If a line below contains the string "title", copy it out.

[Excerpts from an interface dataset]
- - - - -

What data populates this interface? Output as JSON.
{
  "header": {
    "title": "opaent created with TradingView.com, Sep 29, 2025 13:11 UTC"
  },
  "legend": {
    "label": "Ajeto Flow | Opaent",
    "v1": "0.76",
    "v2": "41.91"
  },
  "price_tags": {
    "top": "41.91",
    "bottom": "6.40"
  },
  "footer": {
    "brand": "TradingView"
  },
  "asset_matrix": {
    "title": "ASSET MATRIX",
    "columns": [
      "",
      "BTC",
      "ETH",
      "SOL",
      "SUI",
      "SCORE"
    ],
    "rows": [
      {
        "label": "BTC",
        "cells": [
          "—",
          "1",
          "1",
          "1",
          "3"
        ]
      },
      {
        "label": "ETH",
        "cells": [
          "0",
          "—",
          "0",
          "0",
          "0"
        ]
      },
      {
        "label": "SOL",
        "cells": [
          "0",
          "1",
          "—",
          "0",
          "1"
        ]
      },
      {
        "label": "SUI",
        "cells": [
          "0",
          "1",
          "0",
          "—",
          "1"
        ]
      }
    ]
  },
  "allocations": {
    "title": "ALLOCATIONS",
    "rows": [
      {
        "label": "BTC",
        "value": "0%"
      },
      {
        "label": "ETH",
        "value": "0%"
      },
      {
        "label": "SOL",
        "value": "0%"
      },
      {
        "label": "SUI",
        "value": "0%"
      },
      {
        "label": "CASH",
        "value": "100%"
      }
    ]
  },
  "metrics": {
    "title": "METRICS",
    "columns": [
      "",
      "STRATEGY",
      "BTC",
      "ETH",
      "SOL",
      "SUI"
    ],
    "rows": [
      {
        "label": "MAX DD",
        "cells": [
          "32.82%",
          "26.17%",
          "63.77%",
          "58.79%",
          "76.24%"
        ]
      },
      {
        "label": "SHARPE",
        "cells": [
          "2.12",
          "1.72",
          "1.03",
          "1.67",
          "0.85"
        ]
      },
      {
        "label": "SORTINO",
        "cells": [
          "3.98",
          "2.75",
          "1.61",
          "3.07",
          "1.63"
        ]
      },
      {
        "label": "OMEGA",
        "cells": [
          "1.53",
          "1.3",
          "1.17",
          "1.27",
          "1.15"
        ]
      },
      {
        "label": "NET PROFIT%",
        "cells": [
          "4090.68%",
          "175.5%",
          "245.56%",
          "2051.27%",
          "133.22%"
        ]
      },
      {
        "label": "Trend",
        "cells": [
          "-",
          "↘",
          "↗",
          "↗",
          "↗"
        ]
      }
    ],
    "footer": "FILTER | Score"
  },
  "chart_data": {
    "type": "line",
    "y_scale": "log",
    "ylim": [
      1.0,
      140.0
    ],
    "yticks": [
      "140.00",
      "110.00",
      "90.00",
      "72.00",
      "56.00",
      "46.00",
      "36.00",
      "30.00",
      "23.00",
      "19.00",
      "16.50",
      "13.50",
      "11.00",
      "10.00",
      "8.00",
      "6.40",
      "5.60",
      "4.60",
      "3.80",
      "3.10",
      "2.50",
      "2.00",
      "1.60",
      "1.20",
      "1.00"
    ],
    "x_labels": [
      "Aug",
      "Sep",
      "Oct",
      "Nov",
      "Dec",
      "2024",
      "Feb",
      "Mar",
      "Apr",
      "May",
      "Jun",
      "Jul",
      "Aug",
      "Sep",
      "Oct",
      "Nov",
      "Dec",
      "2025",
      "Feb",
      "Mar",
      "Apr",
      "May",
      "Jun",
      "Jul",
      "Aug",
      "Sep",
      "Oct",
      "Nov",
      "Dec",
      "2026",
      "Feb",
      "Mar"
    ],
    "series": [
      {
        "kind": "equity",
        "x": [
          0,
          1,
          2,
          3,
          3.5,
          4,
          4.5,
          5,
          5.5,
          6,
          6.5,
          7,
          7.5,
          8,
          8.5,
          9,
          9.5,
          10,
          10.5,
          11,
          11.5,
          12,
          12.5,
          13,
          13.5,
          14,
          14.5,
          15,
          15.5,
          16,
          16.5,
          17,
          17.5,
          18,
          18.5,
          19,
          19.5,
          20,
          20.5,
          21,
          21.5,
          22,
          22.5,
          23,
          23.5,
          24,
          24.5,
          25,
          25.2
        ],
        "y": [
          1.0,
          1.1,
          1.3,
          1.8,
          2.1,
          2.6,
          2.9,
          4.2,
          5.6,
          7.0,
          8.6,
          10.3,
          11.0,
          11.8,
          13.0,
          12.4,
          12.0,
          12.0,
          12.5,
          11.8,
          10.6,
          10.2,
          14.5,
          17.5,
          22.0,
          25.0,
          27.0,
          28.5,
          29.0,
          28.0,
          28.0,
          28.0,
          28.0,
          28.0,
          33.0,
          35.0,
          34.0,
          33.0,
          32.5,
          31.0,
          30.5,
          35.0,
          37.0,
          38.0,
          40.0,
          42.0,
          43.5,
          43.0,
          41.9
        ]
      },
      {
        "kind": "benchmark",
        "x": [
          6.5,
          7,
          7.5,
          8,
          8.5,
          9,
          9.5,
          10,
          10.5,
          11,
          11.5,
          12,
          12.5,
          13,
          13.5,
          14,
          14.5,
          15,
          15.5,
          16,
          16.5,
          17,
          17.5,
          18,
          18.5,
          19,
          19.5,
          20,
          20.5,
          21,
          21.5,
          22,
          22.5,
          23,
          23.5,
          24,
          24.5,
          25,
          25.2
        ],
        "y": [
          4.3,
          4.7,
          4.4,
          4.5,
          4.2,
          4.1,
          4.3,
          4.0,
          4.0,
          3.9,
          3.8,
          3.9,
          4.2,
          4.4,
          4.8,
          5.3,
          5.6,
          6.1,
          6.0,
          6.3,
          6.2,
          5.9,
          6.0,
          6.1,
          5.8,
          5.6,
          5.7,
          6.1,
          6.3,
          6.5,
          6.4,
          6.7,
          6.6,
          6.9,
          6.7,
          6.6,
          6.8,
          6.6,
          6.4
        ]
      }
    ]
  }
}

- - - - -

### Written answer:
    "title": "opaent created with TradingView.com, Sep 29, 2025 13:11 UTC"
    "title": "ASSET MATRIX",
    "title": "ALLOCATIONS",
    "title": "METRICS",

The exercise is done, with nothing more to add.